      It has been said that, “Gua Sha is to an Asian family what chicken
    soup is to a family in the West.” Because this practice is so
    ubiquitous, and so humble, it’s especially absurd that opportunists in
    the West have reframed this method as some sort of brand new, cutting
    edge medical technique, dubbing it the Graston Technique and Astym
    (among other monikers). What’s more, I know people who have paid large sums to receive these techniques, under the impression that they are culmination of modern Western scientific research. 

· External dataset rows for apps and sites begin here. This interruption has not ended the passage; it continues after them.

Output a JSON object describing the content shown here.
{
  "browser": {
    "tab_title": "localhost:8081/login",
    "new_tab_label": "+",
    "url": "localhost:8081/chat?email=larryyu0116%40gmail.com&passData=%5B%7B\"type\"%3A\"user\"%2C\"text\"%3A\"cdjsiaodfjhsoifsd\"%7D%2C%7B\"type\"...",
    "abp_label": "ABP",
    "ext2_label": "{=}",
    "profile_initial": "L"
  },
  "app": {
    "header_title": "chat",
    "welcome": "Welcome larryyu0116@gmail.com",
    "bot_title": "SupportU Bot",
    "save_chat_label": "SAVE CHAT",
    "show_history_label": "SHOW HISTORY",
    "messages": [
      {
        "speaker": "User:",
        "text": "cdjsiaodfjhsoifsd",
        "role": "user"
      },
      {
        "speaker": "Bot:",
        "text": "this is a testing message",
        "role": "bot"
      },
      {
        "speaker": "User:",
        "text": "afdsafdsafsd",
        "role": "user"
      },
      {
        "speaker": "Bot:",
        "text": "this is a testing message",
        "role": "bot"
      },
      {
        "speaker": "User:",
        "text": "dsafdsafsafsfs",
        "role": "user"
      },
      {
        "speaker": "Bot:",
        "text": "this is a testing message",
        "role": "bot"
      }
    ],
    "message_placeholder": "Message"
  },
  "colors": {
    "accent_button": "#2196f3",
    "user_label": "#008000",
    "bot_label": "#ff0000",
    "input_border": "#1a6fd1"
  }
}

      For instance, the Astym website features the question, “Can’t I just do this myself?” and the response: “You can only get the results ASTYM treatment delivers from a certified ASTYM therapist…. The ASTYM system’s outstanding results can not be achieved by picking up something you have at home and rubbing it along your skin. If this worked, there wouldn’t have been any need to spend years on the research and development process.” Millions of acupuncturists and Chinese lay people would beg to differ.

      Don’t get me wrong. I do think it’s worth paying a trained medical
    professional to help you deal with your pain. And while I’ve never received The Graston Technique or Astym from a professional, I wouldn’t be surprised if they work – because I know Gua Sha works. I have performed it on hundreds of my patients and I’ve taught workshops on it to dozens of practitioners who have then shared their success stories with me. My purpose is not to disparage these Western spin-offs, but to illuminate the true historical context and persistence of this technique. Medicines don’t stick around for over 2000 years if they
    don’t work!

    Be well,
    Dr. Peter Borten, LAc, DAOM

    Anyway, you may be interested to check out gua sha and shoni shin (a
    somewhat similar Japanese technique) tools. Gua sha tools usually don’t
    have as sharp an edge as Graston tools, but, from what I’ve heard,
    people experience Graston as pretty painful, whereas gua sha doesn’t
    need to be, and I believe it’s just as effective.

  • Teej999

    Has anyone thought of using the back edge of a hard plastic comb? I was wondering if it would offer similar benefits as the curved edges of the Graston instruents?

    • dshen

      In theory you could. However, I do not think most combs are durable enough to last through multiple scraping sessions. There are plastic tools that are made for scraping treatment though. People have used real tools like screwdrivers and the handle of a large crescent wrench.

  • Karlee

    This is an awesome article. I do EXACTLY this with my silverware and I too get Graston done at PT, but sometimes the knots can’t wait and they’re too painful! Thanks for confirming that this can be done correctly if done carefully, although a professional really is your best choice. 😉
    I’m gonna buy some Gua Sha tools and try them. So cool!

    • dshen

      Great! I’m glad we’re all coming out of the Graston closet! For some of the best tools, http://www.myo-bar.com are awesome. Try those!

  • Kat R

    I had ASTYM massage done to my right foot plantar fascia – and it worked amazing! I was doing smth similar before just not as rough. Shouldn’t feel sorry for myself and just go for it!

  • Ericka Norris

    I’m a potter. The tools we use called “ribs” are perfect for this, they are wood or silicone (do not use the metal ones u will cut yourself). They ribs come in many shapes and sizes they fit one’s hand to apply pressure to clay. I can get a good amount of pressure with out hand fatigue. And they are $2 to $5 .

    • dshen

      Nice! Traditional gua sha tools are made of bone. There are those who sell IASTM tools made out of plastic.